## Exercise description
If a line of the data below contains the string "Ctrl", copy it into your answer.

## Available data
--------

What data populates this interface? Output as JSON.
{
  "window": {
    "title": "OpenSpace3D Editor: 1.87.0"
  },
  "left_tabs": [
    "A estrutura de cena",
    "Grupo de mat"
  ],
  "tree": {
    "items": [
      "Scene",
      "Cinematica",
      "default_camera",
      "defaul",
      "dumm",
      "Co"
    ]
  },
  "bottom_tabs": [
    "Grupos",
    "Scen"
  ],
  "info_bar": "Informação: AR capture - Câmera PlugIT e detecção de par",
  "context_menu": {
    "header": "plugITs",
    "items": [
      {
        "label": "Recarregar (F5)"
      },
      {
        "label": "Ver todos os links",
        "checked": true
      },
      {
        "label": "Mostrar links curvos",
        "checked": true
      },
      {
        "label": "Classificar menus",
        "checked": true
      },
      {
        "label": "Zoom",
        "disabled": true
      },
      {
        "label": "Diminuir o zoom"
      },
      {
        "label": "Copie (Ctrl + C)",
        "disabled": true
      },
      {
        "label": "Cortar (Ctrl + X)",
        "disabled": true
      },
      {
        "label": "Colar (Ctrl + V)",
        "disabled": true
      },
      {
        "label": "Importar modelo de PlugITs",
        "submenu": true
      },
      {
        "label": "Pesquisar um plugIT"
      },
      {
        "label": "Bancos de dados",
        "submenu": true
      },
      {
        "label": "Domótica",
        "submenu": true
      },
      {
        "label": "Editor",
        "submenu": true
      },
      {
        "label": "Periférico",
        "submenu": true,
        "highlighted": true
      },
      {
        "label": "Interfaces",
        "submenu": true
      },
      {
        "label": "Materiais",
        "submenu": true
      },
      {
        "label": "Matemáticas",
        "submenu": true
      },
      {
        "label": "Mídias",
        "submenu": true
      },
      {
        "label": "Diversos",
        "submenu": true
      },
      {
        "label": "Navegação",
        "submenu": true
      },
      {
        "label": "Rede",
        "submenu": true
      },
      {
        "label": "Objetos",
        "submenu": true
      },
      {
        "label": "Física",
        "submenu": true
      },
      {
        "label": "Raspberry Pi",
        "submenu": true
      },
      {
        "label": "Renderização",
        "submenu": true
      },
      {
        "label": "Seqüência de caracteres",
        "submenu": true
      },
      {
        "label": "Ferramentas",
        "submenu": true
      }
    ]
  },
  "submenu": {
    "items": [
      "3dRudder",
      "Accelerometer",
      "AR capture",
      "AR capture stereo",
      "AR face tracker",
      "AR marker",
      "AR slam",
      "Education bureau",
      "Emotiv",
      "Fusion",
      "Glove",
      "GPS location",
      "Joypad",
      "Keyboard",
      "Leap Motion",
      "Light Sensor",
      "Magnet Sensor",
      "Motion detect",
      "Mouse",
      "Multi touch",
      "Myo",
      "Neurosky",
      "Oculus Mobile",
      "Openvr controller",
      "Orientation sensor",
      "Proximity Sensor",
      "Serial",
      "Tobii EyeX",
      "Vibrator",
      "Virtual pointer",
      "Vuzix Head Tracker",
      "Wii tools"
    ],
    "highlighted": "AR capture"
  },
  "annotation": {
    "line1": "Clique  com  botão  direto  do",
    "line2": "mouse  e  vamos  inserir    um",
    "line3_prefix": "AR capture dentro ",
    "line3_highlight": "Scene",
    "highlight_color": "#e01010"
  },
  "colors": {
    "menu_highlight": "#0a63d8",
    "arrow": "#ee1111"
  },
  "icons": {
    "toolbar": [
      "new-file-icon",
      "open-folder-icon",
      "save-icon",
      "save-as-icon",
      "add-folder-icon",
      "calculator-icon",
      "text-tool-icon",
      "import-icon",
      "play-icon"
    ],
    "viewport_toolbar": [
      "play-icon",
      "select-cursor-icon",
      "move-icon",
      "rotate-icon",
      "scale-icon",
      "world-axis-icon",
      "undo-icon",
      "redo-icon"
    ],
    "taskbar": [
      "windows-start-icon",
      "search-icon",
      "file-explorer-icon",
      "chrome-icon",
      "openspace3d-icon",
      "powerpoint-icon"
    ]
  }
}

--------

## Output
        "label": "Copie (Ctrl + C)",
        "label": "Cortar (Ctrl + X)",
        "label": "Colar (Ctrl + V)",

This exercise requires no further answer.